Thirty-six hours after his admission into Florida’s Santa Rosa Correctional Institution, an inmate was brutally beaten into a coma by a fellow prisoner. Prior to his death, Ricky Martin pleaded with corrections officers to be moved to a new cell, out of fear for his life.
While serving a six-year prison sentence, Martin was killed by his cellmate on March 30, 2012. Guards found Martin with a smashed skull, numerous cuts and bruises, and linen wrapped around his neck. His shorts had also been pulled down. Shawn “Jiggaman” Rogers, who had a history of violent engagement with other prisoners, was behind the fatality. Witnesses overheard “screams and thuds,” and contend that Rogers jumped on Martin’s head multiple times. Evidence also suggests that Rogers hit Martin with a sock filled with batteries.
Audio and video recordings, as well as witness testimonies, confirmed that Martin repeatedly asked the corrections department’s inspector general for protection. Fearing for his life, at least four separate inmates begged officers John Beaudry and Jacob Denmon to assist Martin. Video taken during the incident shows Beaudry merely glanced into the cell, without going inside. Denmon allegedly ignored what was happening as well, and left the problem for corrections officers on the next shift.
When he was finally found by officer Dean Givens, Martin was handcuffed, placed in leg restraints, and taken to the hospital where he was pronounced brain-dead. Days later, he was taken off of life support. According to his widow this was done without her permission.
A thorough investigation into Beaudry and Denmon has not been launched.
The fatality calls into question why a notoriously violent inmate was initially placed in a cell with a fellow prisoner. In a letter to the judge presiding over his trial, Rogers said, “It’s no military secret that I have been one of the most vicious and violent prisoners in the entire state of Florida.” But Martin’s death also raises questions about why his pleas were ignored, in addition to other prisoners’ warnings that Martin was in danger. On the day of the killing, Rogers reportedly boasted that he wanted to kill a white inmate — news of the Trayvon Martin case had reached the prison, and many inmates were angry about what they had learned.

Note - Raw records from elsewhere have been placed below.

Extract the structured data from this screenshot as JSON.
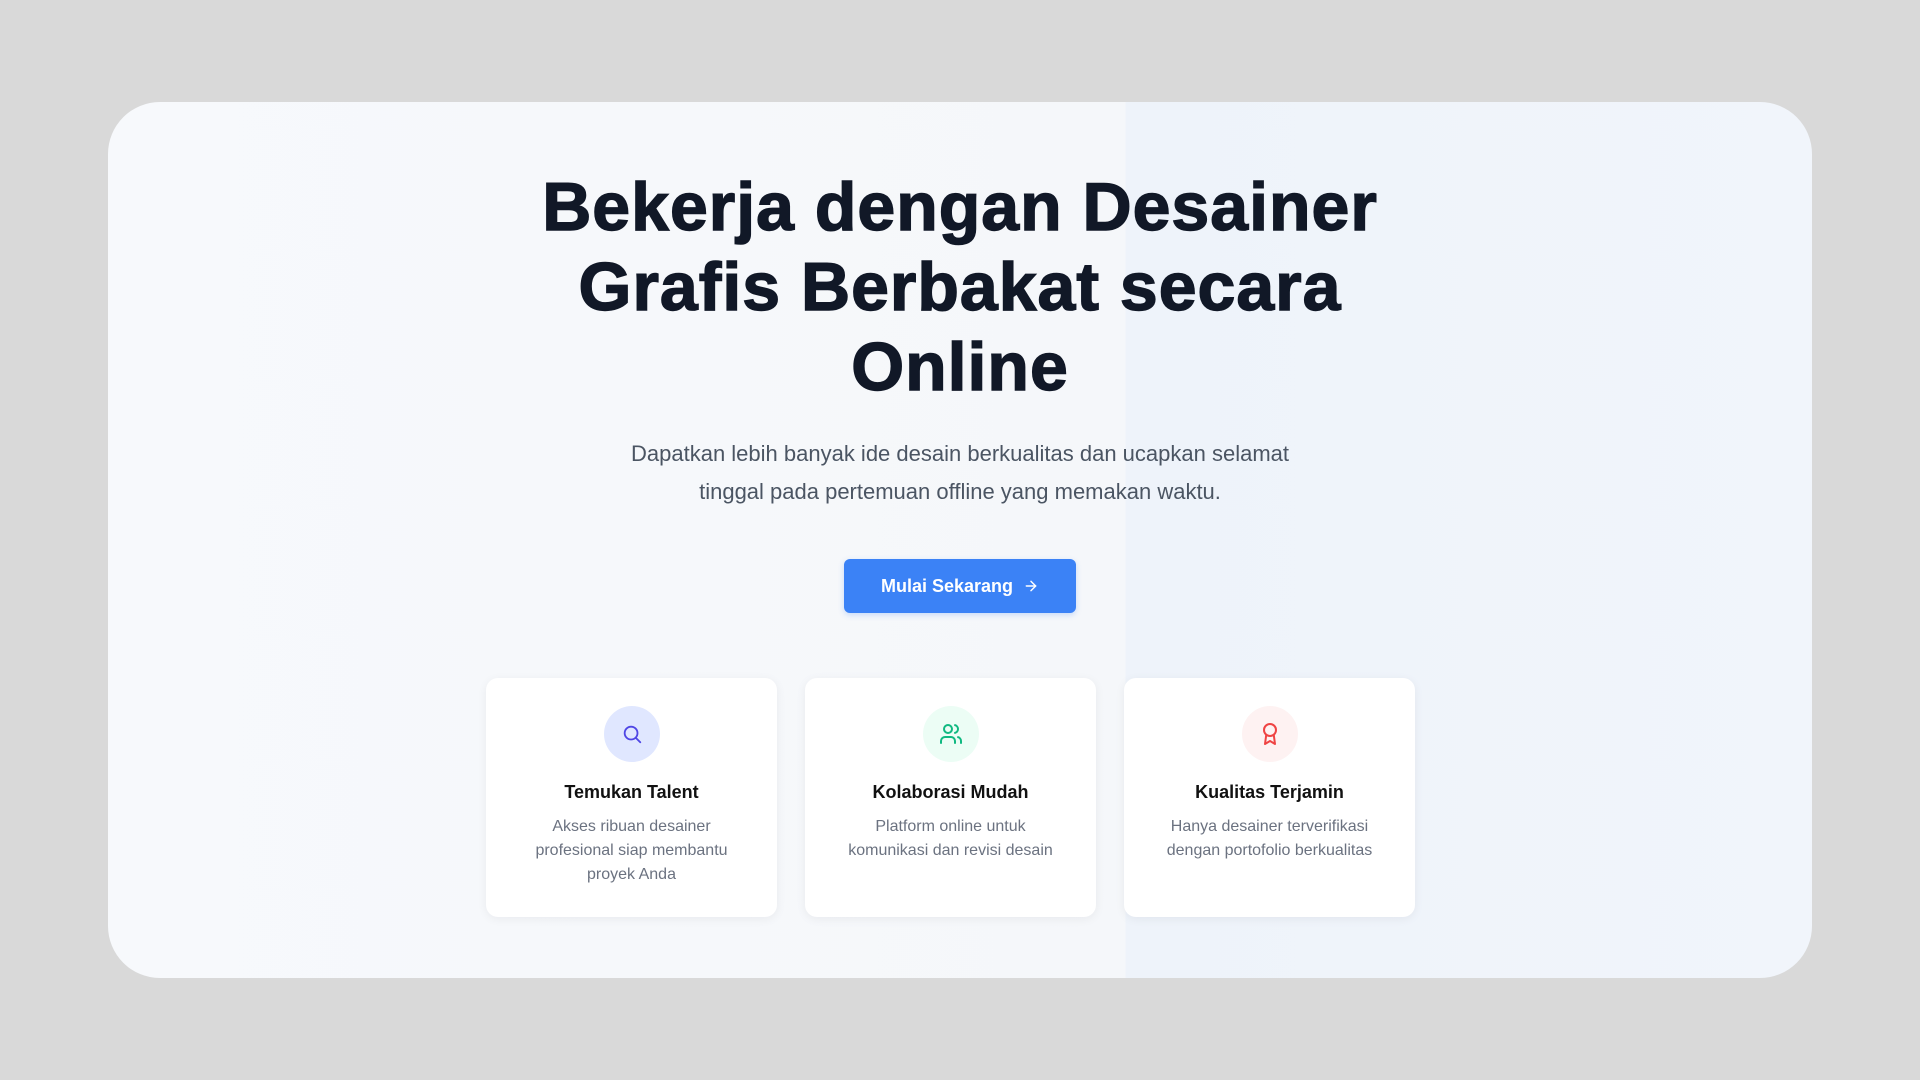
{
  "hero": {
    "headline": "Bekerja dengan Desainer Grafis Berbakat secara Online",
    "subtitle": "Dapatkan lebih banyak ide desain berkualitas dan ucapkan selamat tinggal pada pertemuan offline yang memakan waktu.",
    "cta_label": "Mulai Sekarang",
    "cta_icon": "arrow-right-icon",
    "cta_color": "#3b82f6"
  },
  "features": [
    {
      "icon": "search-icon",
      "icon_color": "#4f46e5",
      "icon_bg": "#e0e7ff",
      "title": "Temukan Talent",
      "description": "Akses ribuan desainer profesional siap membantu proyek Anda"
    },
    {
      "icon": "users-icon",
      "icon_color": "#10b981",
      "icon_bg": "#ecfdf5",
      "title": "Kolaborasi Mudah",
      "description": "Platform online untuk komunikasi dan revisi desain"
    },
    {
      "icon": "award-icon",
      "icon_color": "#ef4444",
      "icon_bg": "#fef2f2",
      "title": "Kualitas Terjamin",
      "description": "Hanya desainer terverifikasi dengan portofolio berkualitas"
    }
  ]
}
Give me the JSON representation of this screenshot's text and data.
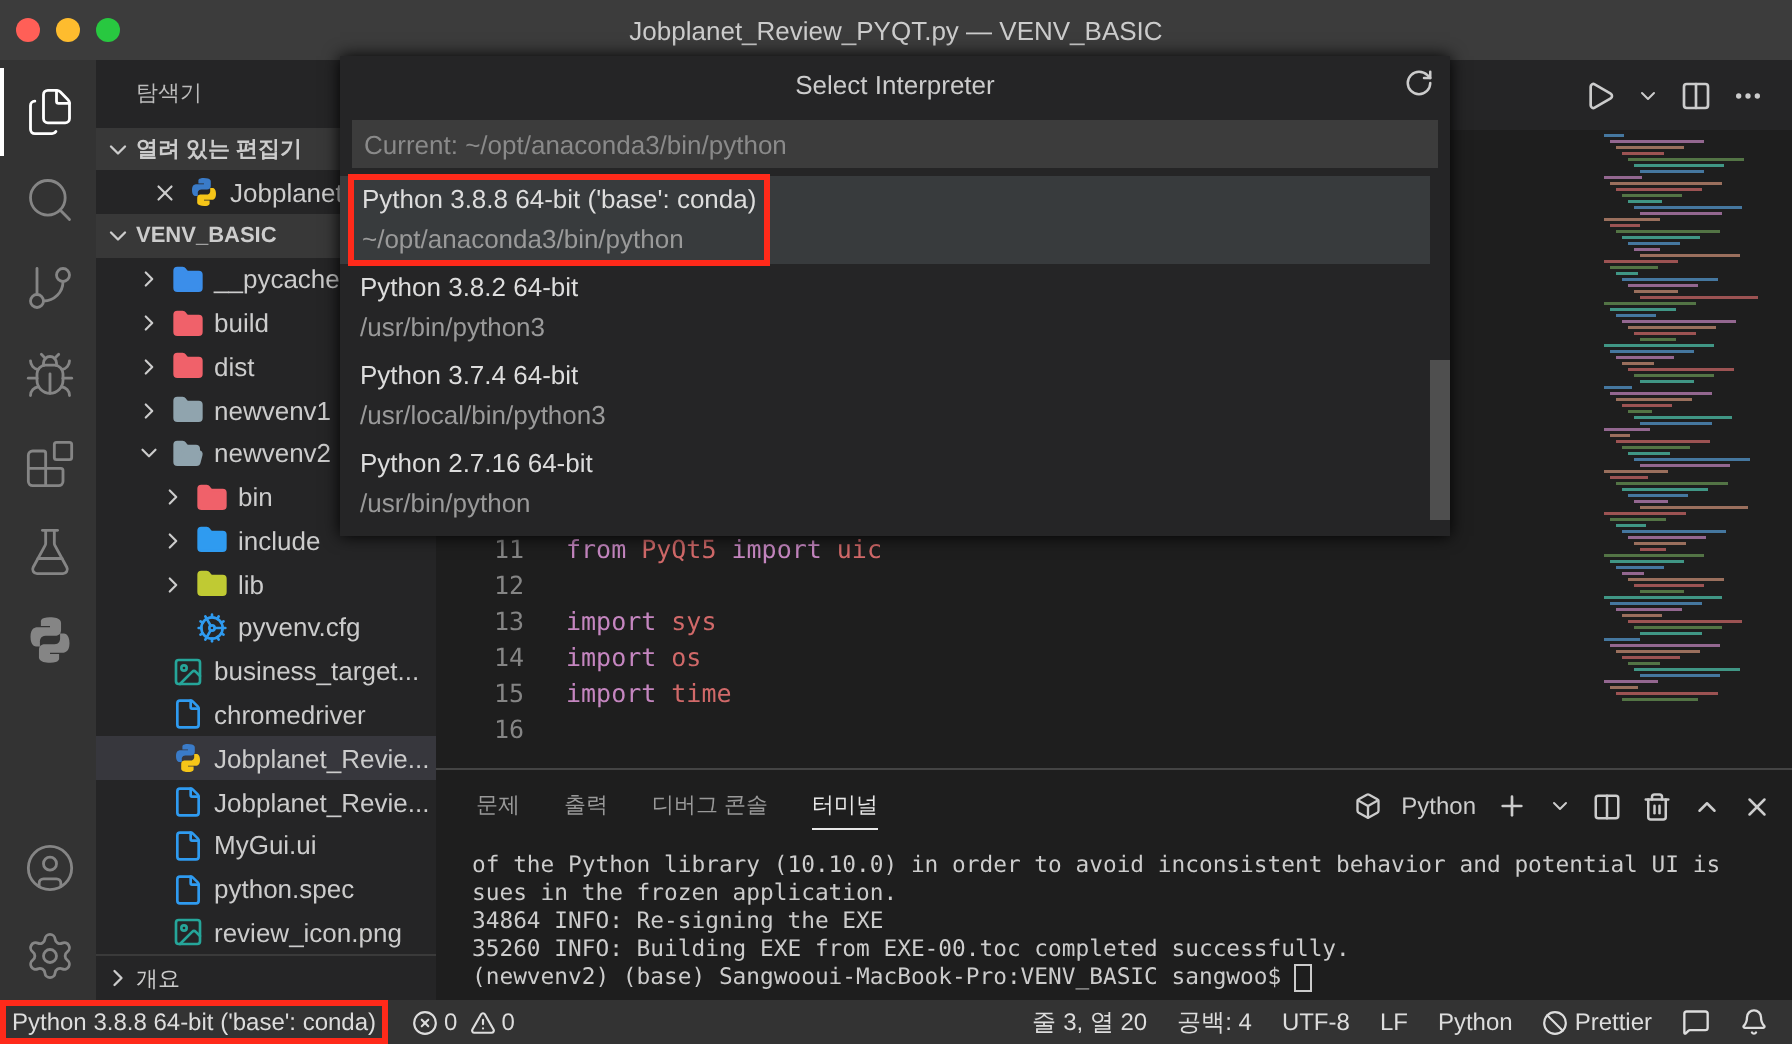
{
  "window": {
    "title": "Jobplanet_Review_PYQT.py — VENV_BASIC"
  },
  "activity_bar": {
    "items": [
      {
        "kind": "files",
        "selected": true
      },
      {
        "kind": "search",
        "selected": false
      },
      {
        "kind": "branch",
        "selected": false
      },
      {
        "kind": "debug",
        "selected": false
      },
      {
        "kind": "extensions",
        "selected": false
      },
      {
        "kind": "flask",
        "selected": false
      },
      {
        "kind": "python",
        "selected": false
      }
    ],
    "bottom": [
      {
        "kind": "account"
      },
      {
        "kind": "gear"
      }
    ]
  },
  "sidebar": {
    "title": "탐색기",
    "open_editors": {
      "label": "열려 있는 편집기",
      "expanded": true,
      "items": [
        {
          "name": "Jobplanet",
          "kind": "python"
        }
      ]
    },
    "project": {
      "label": "VENV_BASIC",
      "expanded": true,
      "items": [
        {
          "name": "__pycache",
          "kind": "folder",
          "color": "#3b8eea",
          "expanded": false,
          "selected": false
        },
        {
          "name": "build",
          "kind": "folder",
          "color": "#f0616a",
          "expanded": false,
          "selected": false
        },
        {
          "name": "dist",
          "kind": "folder",
          "color": "#f0616a",
          "expanded": false,
          "selected": false
        },
        {
          "name": "newvenv1",
          "kind": "folder",
          "color": "#90a4ae",
          "expanded": false,
          "selected": false
        },
        {
          "name": "newvenv2",
          "kind": "folder",
          "color": "#90a4ae",
          "expanded": true,
          "selected": false,
          "children": [
            {
              "name": "bin",
              "kind": "folder",
              "color": "#f0616a",
              "expanded": false,
              "selected": false
            },
            {
              "name": "include",
              "kind": "folder",
              "color": "#2f9bf0",
              "expanded": false,
              "selected": false
            },
            {
              "name": "lib",
              "kind": "folder",
              "color": "#c0ca33",
              "expanded": false,
              "selected": false
            },
            {
              "name": "pyvenv.cfg",
              "kind": "gear",
              "selected": false
            }
          ]
        },
        {
          "name": "business_target...",
          "kind": "image",
          "selected": false
        },
        {
          "name": "chromedriver",
          "kind": "file",
          "selected": false
        },
        {
          "name": "Jobplanet_Revie...",
          "kind": "python",
          "selected": true
        },
        {
          "name": "Jobplanet_Revie...",
          "kind": "file",
          "selected": false
        },
        {
          "name": "MyGui.ui",
          "kind": "file",
          "selected": false
        },
        {
          "name": "python.spec",
          "kind": "file",
          "selected": false
        },
        {
          "name": "review_icon.png",
          "kind": "image",
          "selected": false
        }
      ]
    },
    "outline": {
      "label": "개요",
      "expanded": false
    }
  },
  "editor": {
    "code": [
      {
        "number": "11",
        "tokens": [
          {
            "text": "from",
            "kind": "keyword"
          },
          {
            "text": "PyQt5",
            "kind": "module"
          },
          {
            "text": "import",
            "kind": "keyword"
          },
          {
            "text": "uic",
            "kind": "module"
          }
        ]
      },
      {
        "number": "12"
      },
      {
        "number": "13",
        "tokens": [
          {
            "text": "import",
            "kind": "keyword"
          },
          {
            "text": "sys",
            "kind": "module"
          }
        ]
      },
      {
        "number": "14",
        "tokens": [
          {
            "text": "import",
            "kind": "keyword"
          },
          {
            "text": "os",
            "kind": "module"
          }
        ]
      },
      {
        "number": "15",
        "tokens": [
          {
            "text": "import",
            "kind": "keyword"
          },
          {
            "text": "time",
            "kind": "module"
          }
        ]
      },
      {
        "number": "16"
      }
    ]
  },
  "quick_pick": {
    "title": "Select Interpreter",
    "input": {
      "placeholder": "Current: ~/opt/anaconda3/bin/python"
    },
    "items": [
      {
        "label": "Python 3.8.8 64-bit ('base': conda)",
        "path": "~/opt/anaconda3/bin/python",
        "selected": true,
        "highlighted": true
      },
      {
        "label": "Python 3.8.2 64-bit",
        "path": "/usr/bin/python3",
        "selected": false,
        "highlighted": false
      },
      {
        "label": "Python 3.7.4 64-bit",
        "path": "/usr/local/bin/python3",
        "selected": false,
        "highlighted": false
      },
      {
        "label": "Python 2.7.16 64-bit",
        "path": "/usr/bin/python",
        "selected": false,
        "highlighted": false
      }
    ]
  },
  "panel": {
    "tabs": [
      {
        "label": "문제",
        "selected": false
      },
      {
        "label": "출력",
        "selected": false
      },
      {
        "label": "디버그 콘솔",
        "selected": false
      },
      {
        "label": "터미널",
        "selected": true
      }
    ],
    "terminal_name": "Python",
    "terminal": [
      "of the Python library (10.10.0) in order to avoid inconsistent behavior and potential UI is",
      "sues in the frozen application.",
      "34864 INFO: Re-signing the EXE",
      "35260 INFO: Building EXE from EXE-00.toc completed successfully.",
      "(newvenv2) (base) Sangwooui-MacBook-Pro:VENV_BASIC sangwoo$ "
    ]
  },
  "status_bar": {
    "interpreter": {
      "label": "Python 3.8.8 64-bit ('base': conda)",
      "highlighted": true
    },
    "errors": "0",
    "warnings": "0",
    "right": [
      {
        "label": "줄 3, 열 20",
        "kind": "text"
      },
      {
        "label": "공백: 4",
        "kind": "text"
      },
      {
        "label": "UTF-8",
        "kind": "text"
      },
      {
        "label": "LF",
        "kind": "text"
      },
      {
        "label": "Python",
        "kind": "text"
      },
      {
        "label": "Prettier",
        "kind": "prettier"
      }
    ]
  }
}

Once he was in the same cell as Martin, who is white, Rogers yelled “who wants to see me kill this cracker?” according to several of his fellow inmates.
According to the Miami Herald, there’s also speculation that prison staff were behind the attack, in retaliation for Martin’s whistle-blowing. In 2011, Martin alerted officials at his former prison that guards were involved in a cafeteria flight club. The Herald notes that “[f]our months before his transfer, in November 2011, Martin had filed a grievance asking the department’s inspector general to place him under protection because his life was being threatened” after he was labeled a “snitch.”
Sadly, this is not the first case of a tragic death in a Florida prison. Randall Jordan-Aparo was gassed to death over a period of five hours in solitary confinement, after he repeatedly asked to be taken to the hospital. Another inmate, Latandra Ellington, was put in solitary after informing family members that her life was threatened. Within 24 hours of her aunt informing prison officials about the threats to Ellington’s life, the inmate was found dead. A private autopsy concluded that she died of blunt force trauma. In several other cases, prison guards claimed that they were punished for speaking out about prisoners’ treatment by guards.
Growing criticism of the state’s prison system has raised red flags in recent months. As of early December last year, 320 inmates died. In response to this uptick in inmate fatalities, the Department of Justice is looking into possible rights violations. On Monday, a Florida Senate committee also spearheaded a review of how inmate deaths are investigated and which agencies are responsible for conducting those investigations.